On Behalf of | Oct 29, 2021 | Estate Planning |

Your adult children’s sibling rivalries and their days of digging each other’s graves in the backyard and trying to drown each other in the family pool are all behind them. Now they’re mature people who get along beautifully – at least as far as you know. 

As you develop your estate plan, however, you can’t assume the old sibling rivalries won’t return if someone doesn’t feel like they got a fair deal. One wealth planning professional notes that “money has a way of making old wounds come back and creating new ones.” If your kids have never been close or if those “old wounds” have never healed, it’s even more crucial to take care when dividing your assets among them.

It’s not just an imbalance in the inheritances that can create a problem. Sometimes an imbalance is warranted for any number of reasons. Other issues can create problems – from who gets an inexpensive piece of jewelry that’s been handed down for generations to what to do with the family home.

That’s why it’s crucial to make your wishes as clear and detailed as possible in your estate plan. This way, your kids don’t have to fight amongst themselves. 

Talk with your children

Don’t just wait for them to find out what’s in your estate plan until you’re gone. Gather them together and tell them yourself before you finalize it. It’s important that they know what your thought process is and that you haven’t been unduly influenced by one of them (or someone else). Let them ask questions. Find out if there’s something one of them particularly wants or something (like a home, boat or vintage car) that it turns out no one wants.

Appoint strong, objective representatives

If you have more than one adult child, it’s typically best not to make one of them the executor of your estate or a trustee of a trust. It’s usually best to appoint a friend or colleague who doesn’t have close emotional ties to the family and can stand up to all of your kids and other beneficiaries if necessary.

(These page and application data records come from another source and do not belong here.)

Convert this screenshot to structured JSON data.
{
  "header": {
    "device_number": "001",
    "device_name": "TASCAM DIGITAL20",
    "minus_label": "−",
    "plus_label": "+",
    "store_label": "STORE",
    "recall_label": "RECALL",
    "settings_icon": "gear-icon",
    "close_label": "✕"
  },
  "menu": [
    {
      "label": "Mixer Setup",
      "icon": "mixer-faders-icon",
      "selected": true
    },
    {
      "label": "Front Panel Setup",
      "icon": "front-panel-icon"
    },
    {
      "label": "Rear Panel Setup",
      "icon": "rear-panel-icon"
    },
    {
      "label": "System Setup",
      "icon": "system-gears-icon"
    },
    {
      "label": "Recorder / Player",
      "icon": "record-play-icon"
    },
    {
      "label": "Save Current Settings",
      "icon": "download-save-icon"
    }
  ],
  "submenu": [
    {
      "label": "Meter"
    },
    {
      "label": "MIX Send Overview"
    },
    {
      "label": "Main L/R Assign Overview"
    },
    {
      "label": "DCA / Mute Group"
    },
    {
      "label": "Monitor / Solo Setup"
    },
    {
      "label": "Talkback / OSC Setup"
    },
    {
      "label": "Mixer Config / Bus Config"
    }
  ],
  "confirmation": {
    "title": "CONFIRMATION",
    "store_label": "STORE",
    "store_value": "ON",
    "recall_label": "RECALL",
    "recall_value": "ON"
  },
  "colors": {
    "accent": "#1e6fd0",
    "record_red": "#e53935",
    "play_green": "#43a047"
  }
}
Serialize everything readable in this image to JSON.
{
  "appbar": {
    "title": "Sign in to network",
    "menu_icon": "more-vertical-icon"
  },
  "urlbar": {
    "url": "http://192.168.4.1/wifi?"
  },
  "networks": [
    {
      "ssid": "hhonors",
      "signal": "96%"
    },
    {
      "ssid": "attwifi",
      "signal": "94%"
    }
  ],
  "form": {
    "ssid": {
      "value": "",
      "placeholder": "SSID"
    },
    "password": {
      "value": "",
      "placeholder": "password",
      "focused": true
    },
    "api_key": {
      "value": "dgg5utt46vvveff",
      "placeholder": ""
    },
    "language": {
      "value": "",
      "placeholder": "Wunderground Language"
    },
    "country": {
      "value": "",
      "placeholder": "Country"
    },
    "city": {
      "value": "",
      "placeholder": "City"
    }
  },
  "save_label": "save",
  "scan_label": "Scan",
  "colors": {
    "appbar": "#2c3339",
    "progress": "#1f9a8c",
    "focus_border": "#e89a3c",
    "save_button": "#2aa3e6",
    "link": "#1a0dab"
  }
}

It’s also a good idea to introduce your kids to the financial and legal professionals with whom you’re working on your estate plan. This can help demonstrate that you have faith in them to handle their inheritances maturely and that there are knowledgeable people available to help them.